Enjoy a Friday evening fireside chat with Vicki and a Saturday morning workshop where more than the secrets of writing a great mystery will be revealed. All stories need a mystery at their heart.

Here’s a brief excerpt from her author’s bio: In 2007, Vicki took early retirement from her job as a systems analyst with a major bank and sold her house in Oakville, Ontario.  At that time In the Shadow of the Glacier, the first book in a police procedural series set in the British Columbia Interior was published. After travelling around North America for a year with her dog, Shenzi, she bought a home in bucolic, rural Prince Edward County, Ontario, where she rarely wears a watch and can write whenever she feels like it.

Interview with Vicki

Turning Leaves 2017 brochure


A $250 non-refundable deposit will secure your place in this retreat. 

At Turning Leaves, we build a retreat for the writer and the writing:
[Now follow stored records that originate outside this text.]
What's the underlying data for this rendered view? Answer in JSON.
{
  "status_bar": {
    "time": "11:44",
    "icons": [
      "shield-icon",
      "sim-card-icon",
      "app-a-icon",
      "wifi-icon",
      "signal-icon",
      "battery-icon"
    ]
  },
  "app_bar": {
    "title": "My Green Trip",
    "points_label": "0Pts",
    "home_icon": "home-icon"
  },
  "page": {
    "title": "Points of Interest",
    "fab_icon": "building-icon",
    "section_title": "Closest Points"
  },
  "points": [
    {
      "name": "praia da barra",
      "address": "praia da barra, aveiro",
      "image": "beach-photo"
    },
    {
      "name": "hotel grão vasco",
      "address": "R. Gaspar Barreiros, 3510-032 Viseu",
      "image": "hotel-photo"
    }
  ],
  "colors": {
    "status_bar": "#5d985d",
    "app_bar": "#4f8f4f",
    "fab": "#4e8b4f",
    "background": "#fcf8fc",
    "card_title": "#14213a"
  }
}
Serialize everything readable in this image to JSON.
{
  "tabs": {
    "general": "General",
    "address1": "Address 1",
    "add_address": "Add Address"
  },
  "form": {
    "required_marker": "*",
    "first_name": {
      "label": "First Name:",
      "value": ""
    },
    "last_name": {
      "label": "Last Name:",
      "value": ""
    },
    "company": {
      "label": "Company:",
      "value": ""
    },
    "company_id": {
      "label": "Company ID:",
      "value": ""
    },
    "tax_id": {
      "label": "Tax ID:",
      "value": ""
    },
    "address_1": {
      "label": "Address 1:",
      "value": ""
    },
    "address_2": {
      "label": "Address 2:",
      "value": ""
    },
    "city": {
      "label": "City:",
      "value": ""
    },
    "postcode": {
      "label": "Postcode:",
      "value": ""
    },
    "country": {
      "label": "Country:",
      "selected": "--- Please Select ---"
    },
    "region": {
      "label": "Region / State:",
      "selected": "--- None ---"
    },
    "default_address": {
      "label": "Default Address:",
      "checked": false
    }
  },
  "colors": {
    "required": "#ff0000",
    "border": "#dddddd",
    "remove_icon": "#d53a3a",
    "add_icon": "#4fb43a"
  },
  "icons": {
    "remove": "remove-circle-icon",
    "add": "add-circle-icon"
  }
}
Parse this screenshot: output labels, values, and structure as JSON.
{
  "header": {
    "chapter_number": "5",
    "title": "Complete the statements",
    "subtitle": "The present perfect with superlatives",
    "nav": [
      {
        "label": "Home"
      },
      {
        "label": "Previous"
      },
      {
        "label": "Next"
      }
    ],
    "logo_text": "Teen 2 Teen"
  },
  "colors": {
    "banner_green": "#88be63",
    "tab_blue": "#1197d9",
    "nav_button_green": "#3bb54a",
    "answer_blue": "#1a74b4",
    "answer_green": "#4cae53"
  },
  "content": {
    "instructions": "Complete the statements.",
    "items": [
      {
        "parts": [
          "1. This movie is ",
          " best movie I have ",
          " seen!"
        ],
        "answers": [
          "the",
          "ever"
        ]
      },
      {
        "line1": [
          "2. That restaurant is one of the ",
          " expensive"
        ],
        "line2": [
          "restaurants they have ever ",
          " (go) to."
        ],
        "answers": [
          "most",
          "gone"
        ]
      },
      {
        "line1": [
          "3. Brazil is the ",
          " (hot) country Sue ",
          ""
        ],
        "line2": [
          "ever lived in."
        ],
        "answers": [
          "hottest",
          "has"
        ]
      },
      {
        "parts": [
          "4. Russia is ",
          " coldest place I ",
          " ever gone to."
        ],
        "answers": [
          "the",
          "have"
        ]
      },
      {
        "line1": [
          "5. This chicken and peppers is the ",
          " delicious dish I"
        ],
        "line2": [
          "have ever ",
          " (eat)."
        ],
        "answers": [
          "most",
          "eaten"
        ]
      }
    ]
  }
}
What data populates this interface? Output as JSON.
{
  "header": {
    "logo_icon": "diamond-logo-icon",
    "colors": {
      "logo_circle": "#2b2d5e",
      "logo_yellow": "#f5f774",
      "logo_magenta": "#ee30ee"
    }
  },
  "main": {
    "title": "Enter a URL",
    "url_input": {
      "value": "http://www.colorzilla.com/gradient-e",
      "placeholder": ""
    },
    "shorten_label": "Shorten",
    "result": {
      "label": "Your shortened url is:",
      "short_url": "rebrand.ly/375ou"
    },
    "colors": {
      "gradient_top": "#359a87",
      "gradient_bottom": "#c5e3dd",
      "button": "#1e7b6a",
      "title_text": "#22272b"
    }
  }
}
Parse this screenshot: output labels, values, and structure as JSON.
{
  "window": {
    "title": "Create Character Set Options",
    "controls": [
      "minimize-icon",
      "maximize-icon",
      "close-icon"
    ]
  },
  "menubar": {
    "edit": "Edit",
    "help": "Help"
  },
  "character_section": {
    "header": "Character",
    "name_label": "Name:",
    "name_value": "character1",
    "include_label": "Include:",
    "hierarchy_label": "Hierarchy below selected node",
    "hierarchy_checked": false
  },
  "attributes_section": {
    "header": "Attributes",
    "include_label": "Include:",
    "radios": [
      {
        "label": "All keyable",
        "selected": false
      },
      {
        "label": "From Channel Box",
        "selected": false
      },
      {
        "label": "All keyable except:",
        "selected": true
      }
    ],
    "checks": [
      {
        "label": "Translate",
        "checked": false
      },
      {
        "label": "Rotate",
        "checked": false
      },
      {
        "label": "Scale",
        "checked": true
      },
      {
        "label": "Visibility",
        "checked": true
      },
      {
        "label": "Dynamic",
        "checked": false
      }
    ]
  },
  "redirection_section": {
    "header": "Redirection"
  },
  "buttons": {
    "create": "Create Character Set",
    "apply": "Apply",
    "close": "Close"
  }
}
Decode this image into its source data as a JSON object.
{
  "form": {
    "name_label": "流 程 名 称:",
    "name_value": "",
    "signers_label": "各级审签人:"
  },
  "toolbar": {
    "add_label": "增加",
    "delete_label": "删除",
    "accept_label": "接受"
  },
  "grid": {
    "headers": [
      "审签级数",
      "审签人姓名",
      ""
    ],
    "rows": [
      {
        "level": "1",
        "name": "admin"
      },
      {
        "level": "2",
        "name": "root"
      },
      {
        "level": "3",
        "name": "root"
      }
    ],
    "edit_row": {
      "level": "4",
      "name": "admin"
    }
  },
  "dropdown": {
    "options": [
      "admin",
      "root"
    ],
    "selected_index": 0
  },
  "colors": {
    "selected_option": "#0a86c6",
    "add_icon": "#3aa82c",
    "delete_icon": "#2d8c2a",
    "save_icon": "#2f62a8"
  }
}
  • workshops to fire up your pen
  • creativity and group sessions to inspire you
  • private, uninterrupted writing time in cottage country setting
  • tailor your retreat to suit your needs
Chatting over dinner in the Heritage Dining Room
Chatting over dinner in the Heritage Dining Room


Turning Leaves 2016 with Hilary McMahon

Meals and accommodations:

  • lakeview dining in the Heritage Dining Room
  • private or shared accommodation in Fern’s Fireside Inn
  • rooms have wood-burning fireplace, fridge, free WiFi
  • Fern Resort is 90 minutes from Toronto in a quiet bay on beautiful Lake Couchiching

Resort amenities:

  • indoor pool, Jacuzzi, steam room, sauna
  • exercise room
  • nature trails, outdoor jogging track
  • spa treatments (by appointment, extra charge)
  • onsite pub (additional charge)


  • Lakeview Room Single Occupancy $875
  • Landview Room Single Occupancy $845
  • Landview Room Double Occupancy $775
  • Day Rate $475


  • Retreat alumni $30
  • Members of writing organizations $30

REGISTER NOW A $250 non-refundable deposit will secure your place in Turning Leaves 2017

PLEASE NOTE: When you hit the “Add to Cart” button, the PayPal order will show up at the top of the column to the right. To be taken to the secure PayPal to finish your purchase, click on the yellow PayPal button. You can use a credit card on the PayPal site – you do not have to have a PayPal account.